I’ve been on this journey of conscience for a while. Here’s a blog post from August 16, 2014:
Occasionally I cry myself to sleep. The last time I did, I just couldn’t stop thinking about polar bears and elephants. I sobbed as silently as I could in order not to wake my husband. My whole body clenched in grief and my pillow became wet with tears as I contemplated a world without any polar bears or elephants living in the wild.
The question, I feel, should not be about why I was crying. Instead, it should be about why I don’t cry myself to sleep every night. If not about the loss of wildlife, then about widespread human starvation, or about lonely and marginalized homeless people in my city, or about entrenched racism leading to the shooting death of another unarmed black man.
Of course, I can’t cry myself to sleep every night without compromising my own mental health. Descending into despair or depression wouldn’t help anything.
And so I decide how to relate to the world based more on pragmatism than on my conscience or the state of my heart. “You can’t let it bother you too much,” I’ve been told. At other times people remind me, “You can’t take care of everything, you just focus on doing what you can.” There is wisdom in these approaches, certainly. I have to find ways to cope with the cognitive dissonance created by going about my everyday life while other beings are experiencing unimaginable suffering and our levels of consumption are threatening the viability of life on our planet.
But here’s the problem. I have to allow myself to be bothered in order for my compassion and concern to be aroused. And while I can’t take care of everything, I have to explore with deadly seriousness whether I am really doing what I can. What does that mean? Doing what fits into my budget and schedule but doesn’t make me too uncomfortable? Devoting all of my spare time and resources to good causes, sacrificing almost all leisure and pleasure? Adopting a radically self-sufficient lifestyle, setting aside most of the other activities I do to benefit the world, in order to grow and cook my own food and sew my own clothes? (Do you have any idea how much time that takes?)
I love nothing more than to feel I am living in harmony with my conscience. When I feel that way, my heart is calm even in the face of great trouble and suffering. I am ready to respond and free from defensiveness. My mind settles down because I stop trying to justify my actions or figure out what I should do.
I want to live more in harmony with my conscience in a world that might very well be without wild polar bears and elephants in a matter of decades… [Clearly,] each person must make such a journey of conscience for themselves.
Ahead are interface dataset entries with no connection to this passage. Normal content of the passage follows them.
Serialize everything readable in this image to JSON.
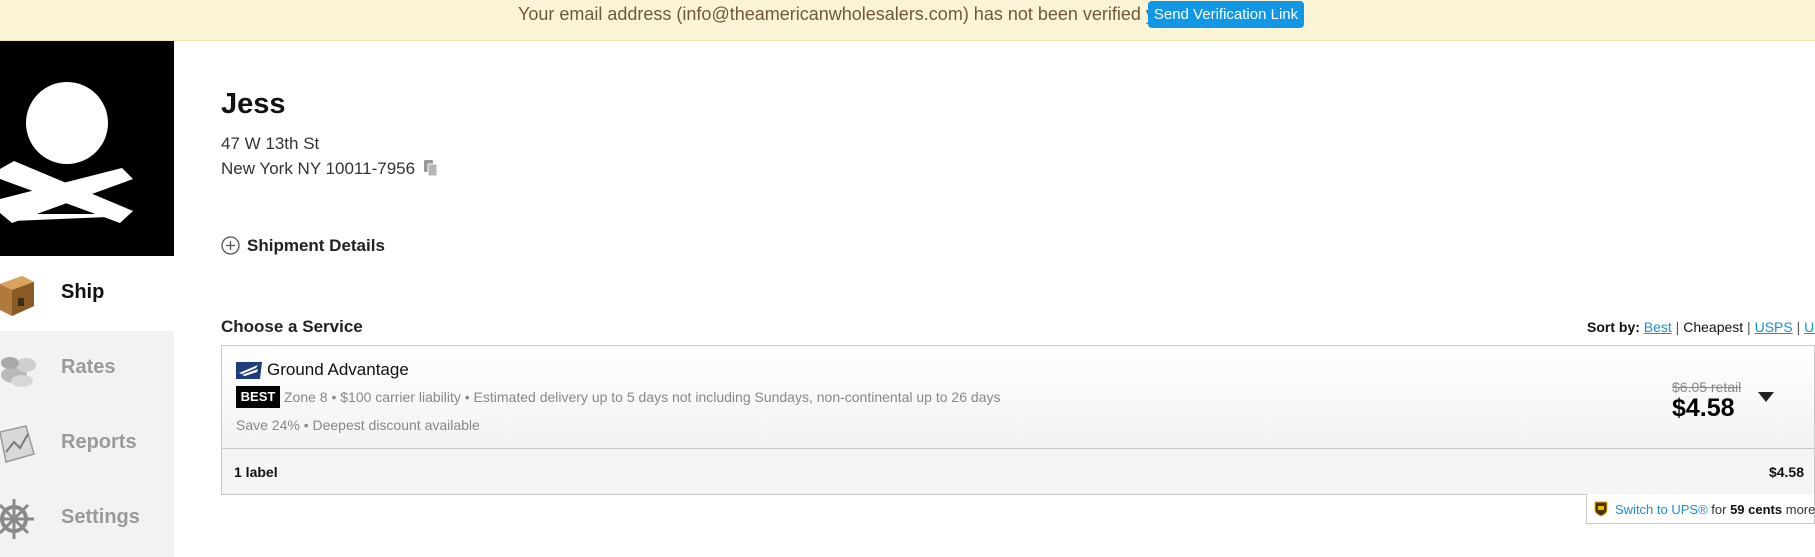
{
  "banner": {
    "message": "Your email address (info@theamericanwholesalers.com) has not been verified yet!",
    "button_label": "Send Verification Link",
    "button_color": "#1197e6"
  },
  "sidebar": {
    "logo_icon": "skull-crossbones-icon",
    "items": [
      {
        "label": "Ship",
        "icon": "package-icon",
        "active": true
      },
      {
        "label": "Rates",
        "icon": "coins-icon",
        "active": false
      },
      {
        "label": "Reports",
        "icon": "report-icon",
        "active": false
      },
      {
        "label": "Settings",
        "icon": "ship-wheel-icon",
        "active": false
      }
    ]
  },
  "recipient": {
    "name": "Jess",
    "address_line1": "47 W 13th St",
    "address_line2": "New York NY 10011-7956",
    "copy_icon": "clipboard-icon"
  },
  "shipment_details": {
    "label": "Shipment Details",
    "icon": "plus-circle-icon"
  },
  "service_section": {
    "title": "Choose a Service",
    "sort": {
      "label": "Sort by:",
      "options": [
        "Best",
        "Cheapest",
        "USPS",
        "UPS"
      ],
      "selected": "Cheapest"
    }
  },
  "service": {
    "carrier_icon": "usps-eagle-icon",
    "name": "Ground Advantage",
    "badge": "BEST",
    "info": "Zone 8 • $100 carrier liability • Estimated delivery up to 5 days not including Sundays, non-continental up to 26 days",
    "savings": "Save 24% • Deepest discount available",
    "retail_price": "$6.05 retail",
    "price": "$4.58"
  },
  "labels": {
    "count": "1 label",
    "total": "$4.58"
  },
  "switch": {
    "link": "Switch to UPS®",
    "mid": " for ",
    "amount": "59 cents",
    "tail": " more",
    "icon": "ups-shield-icon"
  }
}
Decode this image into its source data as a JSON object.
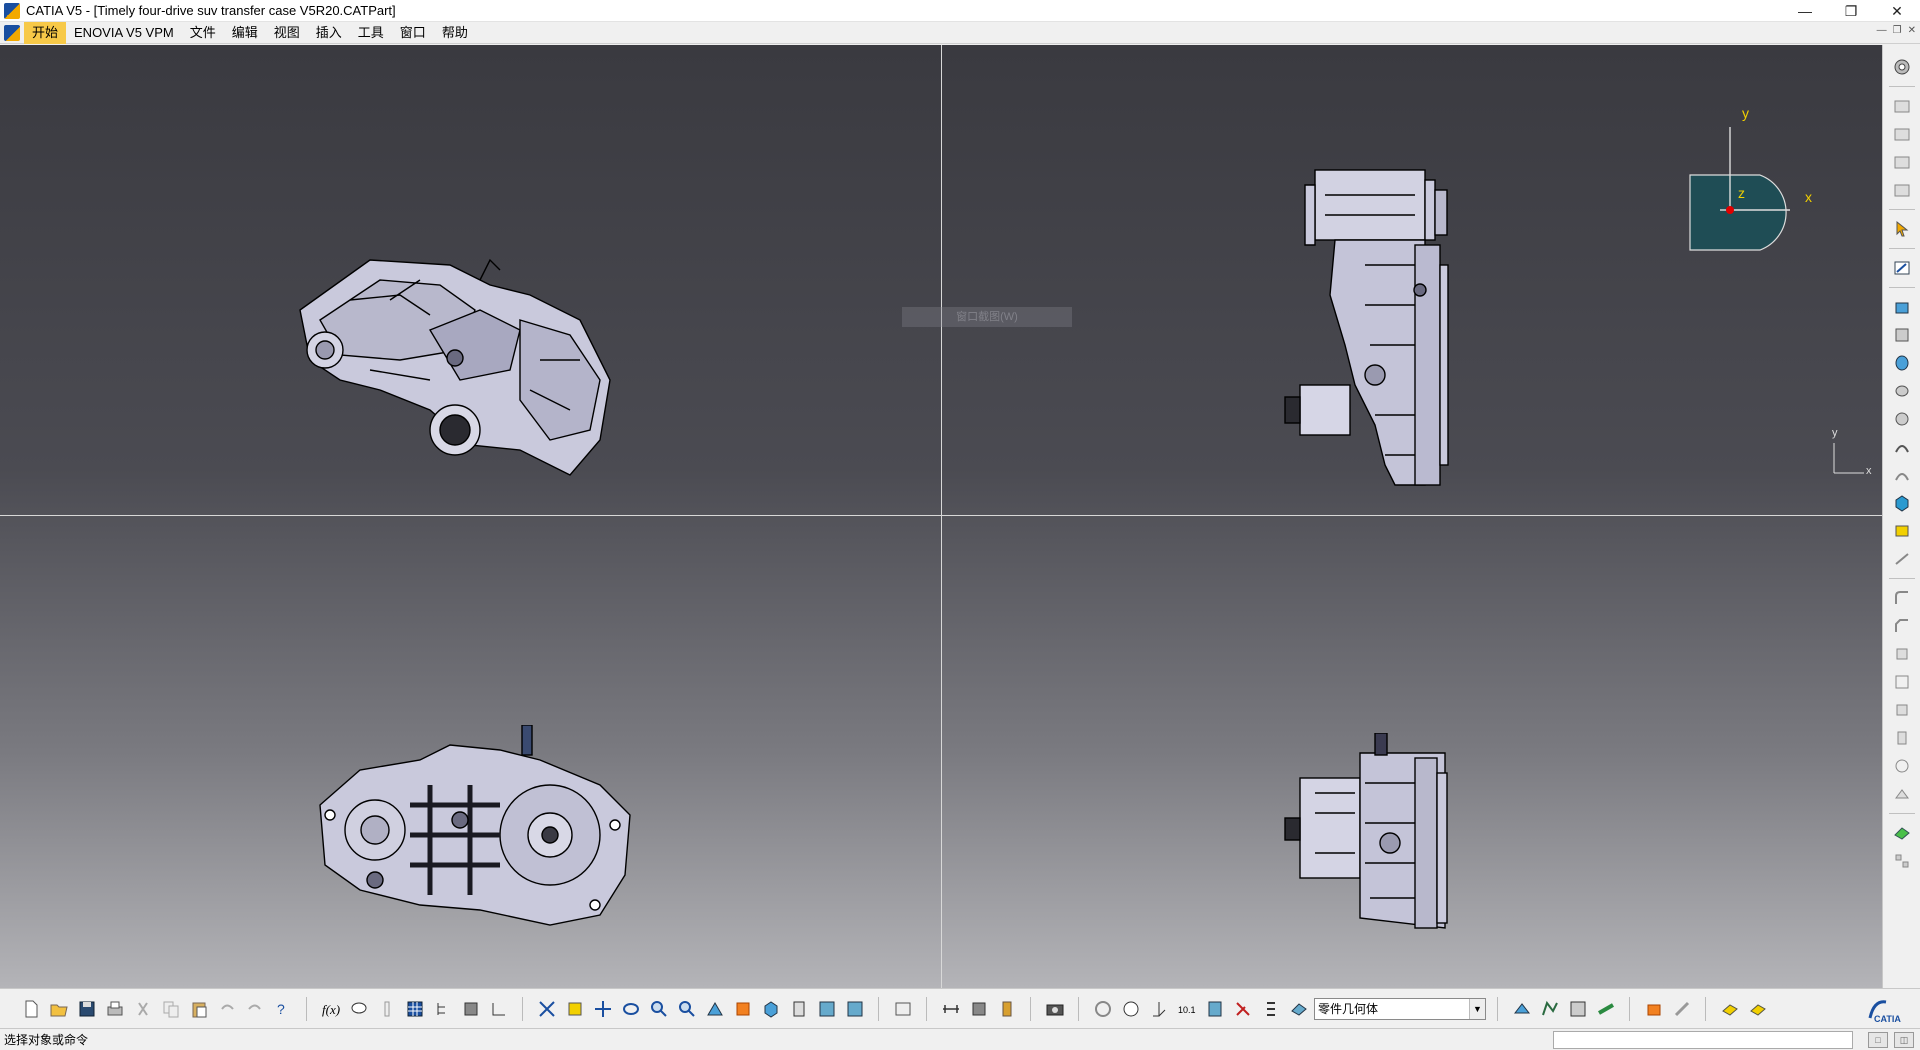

When it comes to the details, we’ll all arrive at different answers. But when it comes to the essence – finding a way to live as compassionately and responsibly as we can – the journey is the same.